    Could this be paranormal and because of the Halloween season?

    Nah. It’s our Pomeranian.

    It is in part because our newest family member, a black Pomeranian puppy named Zorro that wouldn’t weigh 2 pounds soaking wet. He’s not going bump in the night, but he does play a role.

  • State Theater hosts local rockabilly band

    Rockabilly music will fill the Historic State Theater in Elizabethtown when it hosts a concert Saturday by a local group.

    Elizabethtown band 3GC takes the stage at 7:30 p.m.

    3GC consists of Wade Perry, vocals and lead guitar; Jason Dowell, upright bass; Steve Perry, steel guitar; and Eric Baldwin, drums.

    The band took its name from a custom garage they ran years ago in Elizabethtown with a friend. It stands for 3 Guys Customs.

    Louisville singer/songwriter Nick Dittmeier is a special guest.

  • Hypnotist to keep audience entranced

    The Historic State Theater in Elizabethtown expects audience members to be spellbound when it offers its Adults Only Halloween Party on Friday night featuring a hypnotist.

    Jon Saint Germain provides the evening’s entertainment beginning at 8 p.m.

    Germain, who is credited at his website, www.jonsaintgermain.com, with being a thought reader, expert in hand analysis and student of the human mind, turns the audience into part of the show through hypnosis.

  • Young movie-goers weigh in on their favorite flicks

    The children’s film industry is huge.
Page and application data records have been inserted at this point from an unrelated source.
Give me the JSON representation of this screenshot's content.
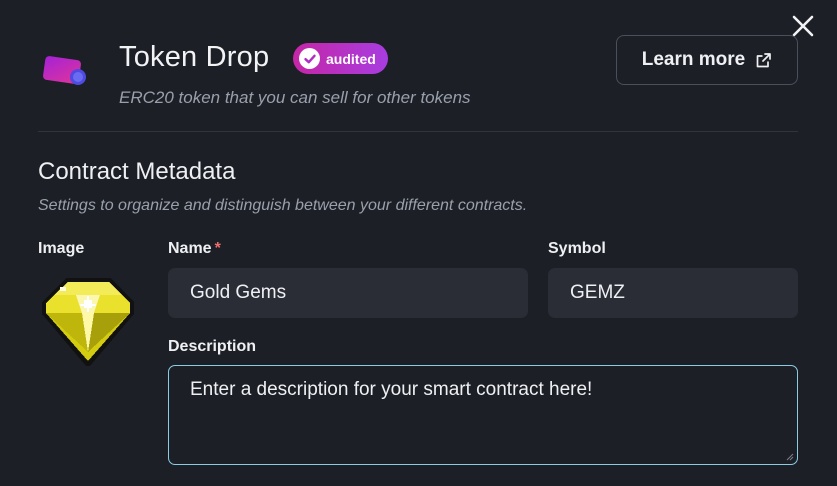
{
  "header": {
    "title": "Token Drop",
    "badge": "audited",
    "subtitle": "ERC20 token that you can sell for other tokens",
    "learn_more": "Learn more"
  },
  "section": {
    "title": "Contract Metadata",
    "subtitle": "Settings to organize and distinguish between your different contracts."
  },
  "form": {
    "image_label": "Image",
    "name_label": "Name",
    "required_mark": "*",
    "name_value": "Gold Gems",
    "symbol_label": "Symbol",
    "symbol_value": "GEMZ",
    "description_label": "Description",
    "description_placeholder": "Enter a description for your smart contract here!"
  },
  "colors": {
    "background": "#1c1f26",
    "input_bg": "#2a2d35",
    "badge_gradient_start": "#c526a6",
    "badge_gradient_end": "#a83de0",
    "focus_border": "#8ccbe8",
    "required": "#f26d6d"
  },
  "icons": {
    "close": "close-icon",
    "token": "token-drop-icon",
    "badge": "check-circle-icon",
    "external": "external-link-icon",
    "image": "gem-image"
  }
}
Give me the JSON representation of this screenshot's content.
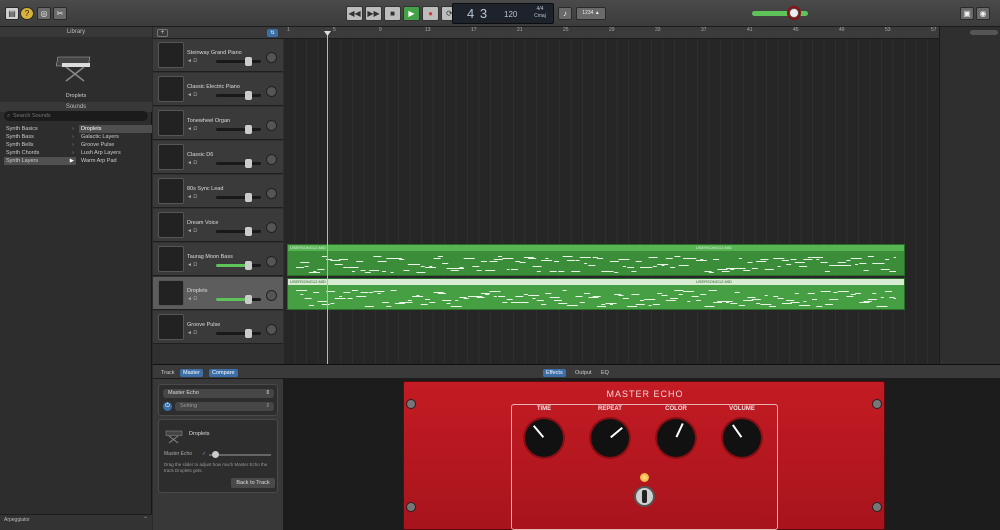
{
  "toolbar": {
    "lcd_position": "4 3",
    "lcd_tempo": "120",
    "lcd_time_signature": "4/4",
    "lcd_key": "Cmaj",
    "count_in": "1234"
  },
  "library": {
    "header": "Library",
    "selected_patch": "Droplets",
    "sounds_header": "Sounds",
    "search_placeholder": "Search Sounds",
    "categories": [
      {
        "label": "Synth Basics",
        "selected": false
      },
      {
        "label": "Synth Bass",
        "selected": false
      },
      {
        "label": "Synth Bells",
        "selected": false
      },
      {
        "label": "Synth Chords",
        "selected": false
      },
      {
        "label": "Synth Layers",
        "selected": true
      }
    ],
    "sounds": [
      {
        "label": "Droplets",
        "selected": true
      },
      {
        "label": "Galactic Layers",
        "selected": false
      },
      {
        "label": "Groove Pulse",
        "selected": false
      },
      {
        "label": "Lush Arp Layers",
        "selected": false
      },
      {
        "label": "Warm Arp Pad",
        "selected": false
      }
    ],
    "footer_label": "Arpeggiator"
  },
  "tracks": [
    {
      "name": "Steinway Grand Piano",
      "volume": 0.72,
      "selected": false
    },
    {
      "name": "Classic Electric Piano",
      "volume": 0.72,
      "selected": false
    },
    {
      "name": "Tonewheel Organ",
      "volume": 0.72,
      "selected": false
    },
    {
      "name": "Classic D6",
      "volume": 0.72,
      "selected": false
    },
    {
      "name": "80s Sync Lead",
      "volume": 0.72,
      "selected": false
    },
    {
      "name": "Dream Voice",
      "volume": 0.72,
      "selected": false
    },
    {
      "name": "Taurag Moon Bass",
      "volume": 0.72,
      "selected": false,
      "green": true
    },
    {
      "name": "Droplets",
      "volume": 0.72,
      "selected": true,
      "green": true
    },
    {
      "name": "Groove Pulse",
      "volume": 0.72,
      "selected": false
    }
  ],
  "ruler": {
    "bars": [
      "1",
      "5",
      "9",
      "13",
      "17",
      "21",
      "25",
      "29",
      "33",
      "37",
      "41",
      "45",
      "49",
      "53",
      "57"
    ]
  },
  "regions": [
    {
      "label_a": "USERSONG12.MID",
      "label_b": "USERSONG12.MID",
      "selected": false
    },
    {
      "label_a": "USERSONG12.MID",
      "label_b": "USERSONG12.MID",
      "selected": true
    }
  ],
  "editor": {
    "tabs_left": [
      "Track",
      "Master",
      "Compare"
    ],
    "tabs_center": [
      "Effects",
      "Output",
      "EQ"
    ],
    "effect_name": "Master Echo",
    "setting_label": "Setting",
    "track_name": "Droplets",
    "send_label": "Master Echo",
    "help_text": "Drag the slider to adjust how much Master Echo the track Droplets gets.",
    "back_button": "Back to Track"
  },
  "plugin": {
    "title": "MASTER ECHO",
    "knobs": [
      {
        "label": "TIME"
      },
      {
        "label": "REPEAT"
      },
      {
        "label": "COLOR"
      },
      {
        "label": "VOLUME"
      }
    ]
  },
  "colors": {
    "accent_blue": "#3c6ea8",
    "region_green": "#46a043",
    "plugin_red": "#c41b24"
  }
}
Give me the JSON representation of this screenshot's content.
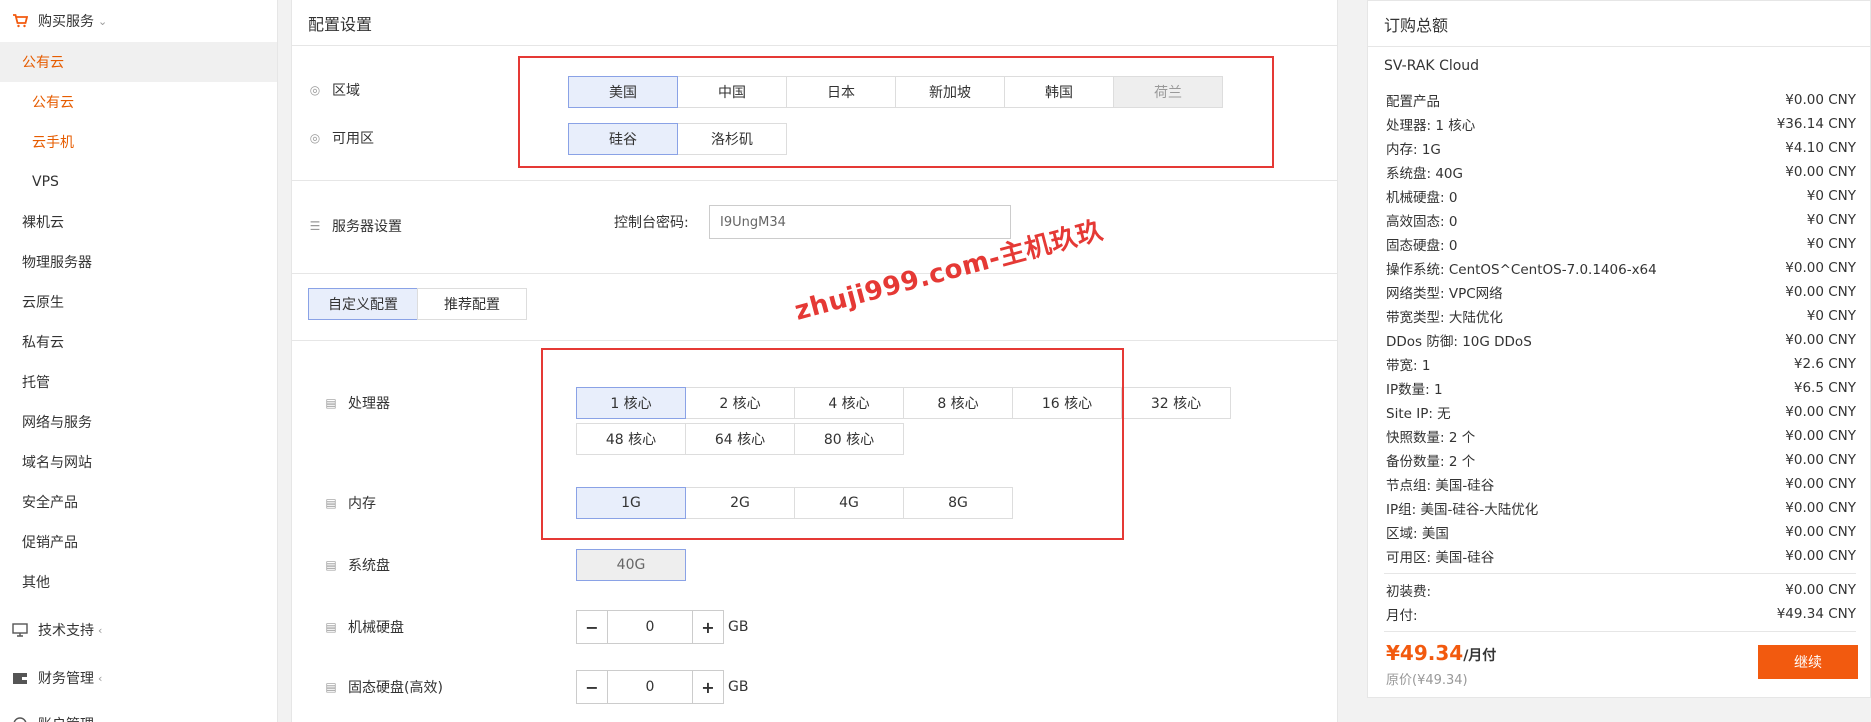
{
  "sidebar": {
    "buy_services": "购买服务",
    "public_cloud_header": "公有云",
    "sub_public_cloud": "公有云",
    "sub_cloud_phone": "云手机",
    "sub_vps": "VPS",
    "items": [
      "裸机云",
      "物理服务器",
      "云原生",
      "私有云",
      "托管",
      "网络与服务",
      "域名与网站",
      "安全产品",
      "促销产品",
      "其他"
    ],
    "tech_support": "技术支持",
    "finance": "财务管理",
    "account": "账户管理"
  },
  "config": {
    "title": "配置设置",
    "region_label": "区域",
    "regions": [
      "美国",
      "中国",
      "日本",
      "新加坡",
      "韩国",
      "荷兰"
    ],
    "zone_label": "可用区",
    "zones": [
      "硅谷",
      "洛杉矶"
    ],
    "server_settings_label": "服务器设置",
    "console_password_label": "控制台密码:",
    "console_password_value": "I9UngM34",
    "tab_custom": "自定义配置",
    "tab_recommended": "推荐配置",
    "cpu_label": "处理器",
    "cpu_options": [
      "1 核心",
      "2 核心",
      "4 核心",
      "8 核心",
      "16 核心",
      "32 核心",
      "48 核心",
      "64 核心",
      "80 核心"
    ],
    "memory_label": "内存",
    "memory_options": [
      "1G",
      "2G",
      "4G",
      "8G"
    ],
    "system_disk_label": "系统盘",
    "system_disk_value": "40G",
    "hdd_label": "机械硬盘",
    "hdd_value": "0",
    "ssd_label": "固态硬盘(高效)",
    "ssd_value": "0",
    "unit_gb": "GB",
    "minus": "−",
    "plus": "+"
  },
  "watermark": "zhuji999.com-主机玖玖",
  "summary": {
    "title": "订购总额",
    "brand": "SV-RAK Cloud",
    "rows": [
      {
        "label": "配置产品",
        "value": "¥0.00 CNY"
      },
      {
        "label": "处理器: 1 核心",
        "value": "¥36.14 CNY"
      },
      {
        "label": "内存: 1G",
        "value": "¥4.10 CNY"
      },
      {
        "label": "系统盘: 40G",
        "value": "¥0.00 CNY"
      },
      {
        "label": "机械硬盘: 0",
        "value": "¥0 CNY"
      },
      {
        "label": "高效固态: 0",
        "value": "¥0 CNY"
      },
      {
        "label": "固态硬盘: 0",
        "value": "¥0 CNY"
      },
      {
        "label": "操作系统: CentOS^CentOS-7.0.1406-x64",
        "value": "¥0.00 CNY"
      },
      {
        "label": "网络类型: VPC网络",
        "value": "¥0.00 CNY"
      },
      {
        "label": "带宽类型: 大陆优化",
        "value": "¥0 CNY"
      },
      {
        "label": "DDos 防御: 10G DDoS",
        "value": "¥0.00 CNY"
      },
      {
        "label": "带宽: 1",
        "value": "¥2.6 CNY"
      },
      {
        "label": "IP数量: 1",
        "value": "¥6.5 CNY"
      },
      {
        "label": "Site IP: 无",
        "value": "¥0.00 CNY"
      },
      {
        "label": "快照数量: 2 个",
        "value": "¥0.00 CNY"
      },
      {
        "label": "备份数量: 2 个",
        "value": "¥0.00 CNY"
      },
      {
        "label": "节点组: 美国-硅谷",
        "value": "¥0.00 CNY"
      },
      {
        "label": "IP组: 美国-硅谷-大陆优化",
        "value": "¥0.00 CNY"
      },
      {
        "label": "区域: 美国",
        "value": "¥0.00 CNY"
      },
      {
        "label": "可用区: 美国-硅谷",
        "value": "¥0.00 CNY"
      }
    ],
    "setup_fee_label": "初装费:",
    "setup_fee_value": "¥0.00 CNY",
    "monthly_label": "月付:",
    "monthly_value": "¥49.34 CNY",
    "total_price": "¥49.34",
    "total_unit": "/月付",
    "original_price": "原价(¥49.34)",
    "continue_label": "继续"
  },
  "colors": {
    "accent_orange": "#f25a0f",
    "selected_bg": "#e8eefb",
    "selected_border": "#8aa2e6",
    "highlight_red": "#e53935"
  }
}
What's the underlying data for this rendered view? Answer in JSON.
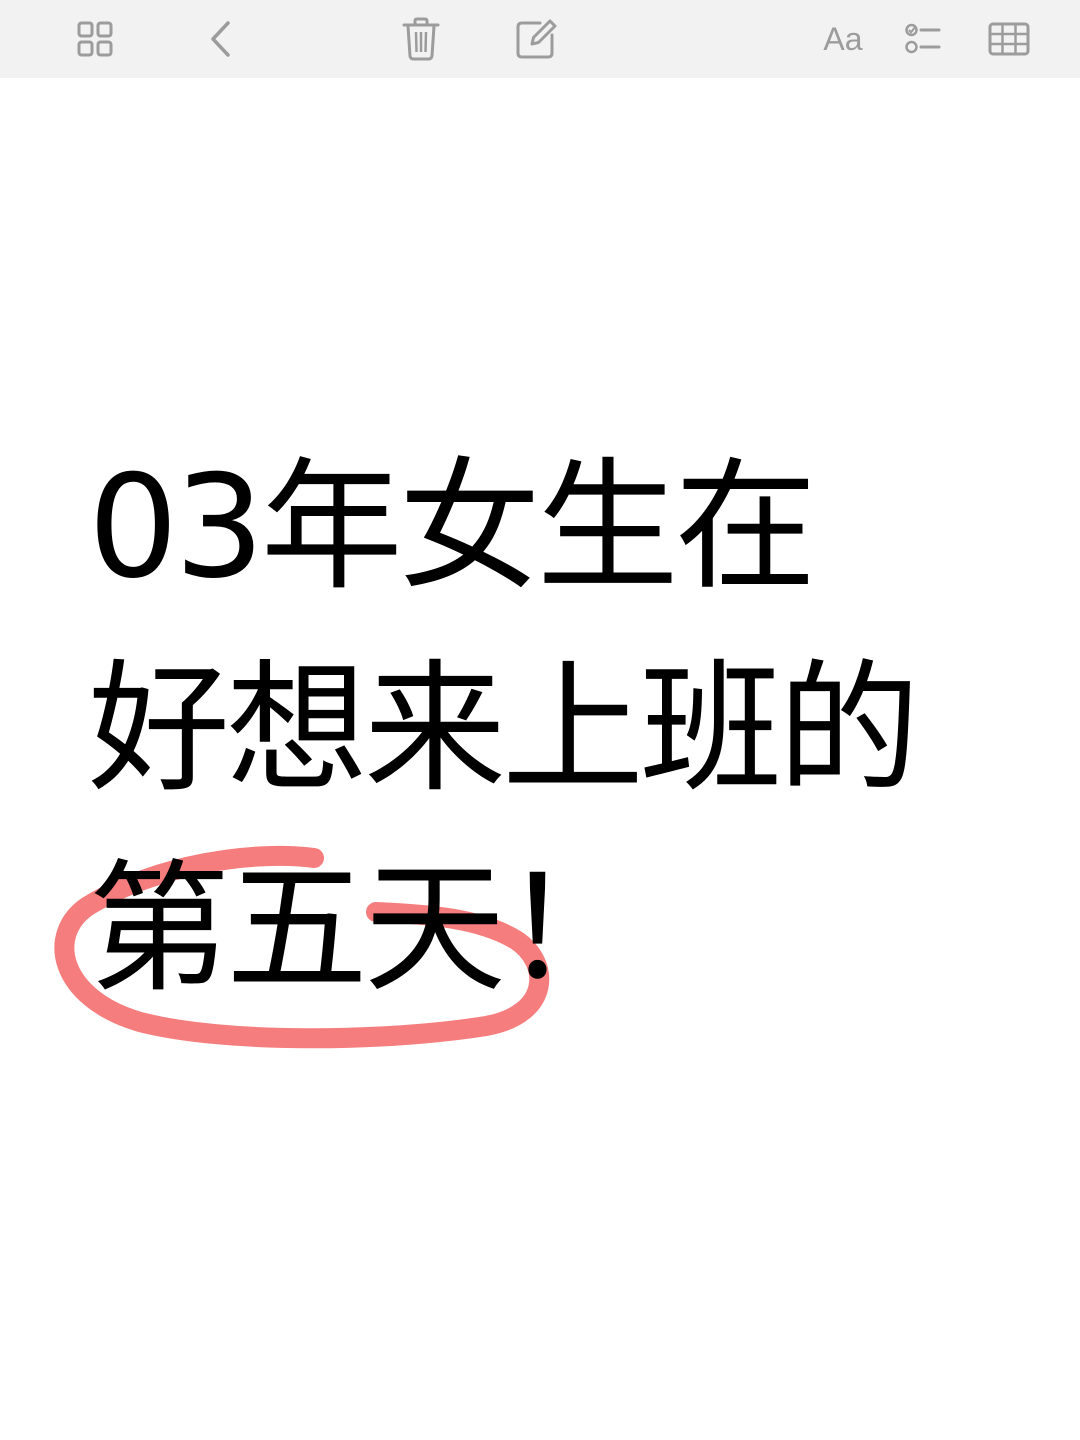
{
  "toolbar": {
    "font_label": "Aa",
    "icons": [
      "grid-view-icon",
      "back-chevron-icon",
      "trash-icon",
      "compose-icon",
      "checklist-icon",
      "table-icon"
    ],
    "icon_color": "#9c9c9c",
    "background": "#f2f2f2"
  },
  "note": {
    "line1": "03年女生在",
    "line2": "好想来上班的",
    "line3_highlight": "第五天",
    "line3_rest": "！",
    "highlight_color": "#f47676"
  }
}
In fact, of the 20 top-grossing films of 2012, six were animated, earning a total of around $2 billion.

    On top of theater earnings, there are many children’s films that go straight to rental/DVD. But among those rentals, there are some duds. If you are not careful you might have to sit through a film called “The Talking Cat.”

  • Progressive dinner set for Nov. 9 Second Saturday

    As part of downtown Elizabethtown’s Second Saturday event, Brown-Pusey House, Wild Earth Gallery and Sugar Fashion Cakes will host a progressive dinner from 5 to 8 p.m. Nov. 9.

    The meal starts at Wild Earth Gallery with salads and appetizers. Then, heavy hors d’ouevres will be served at Brown-Pusey House. Dinner wraps up with dessert at Sugar Fashion Cakes.

  • Concert to thank customers

    WJCR-FM 90.1 is showing its appreciation for listeners with a concert at 7:30 p.m. Friday at the Hardin County Schools Performing Arts Center at John Hardin High School.

    “The Listener Appreciation Concert is our way of saying thank you for listening to and supporting our stations,” station manager Gary Richardson said. “Without the support of our listeners there would be no stations.”

  • Mountain traditions are firm in central Kentucky

    Hardin County plays host to the Traditional Music Festival for the 19th year this weekend. The centerpiece of the festival is the mountain dulcimer and musicians say it remains a relevant instrument because it is easy to play and the tunes are familiar.

    “The mountain dulcimer was born out of a desire for an instrument that had a drone sound or a similarity to the bagpipe sound as many of the Appalachian ancestors would have remembered from Scotland and Ireland,” said Pam Story of the Heartland Dulcimer Club.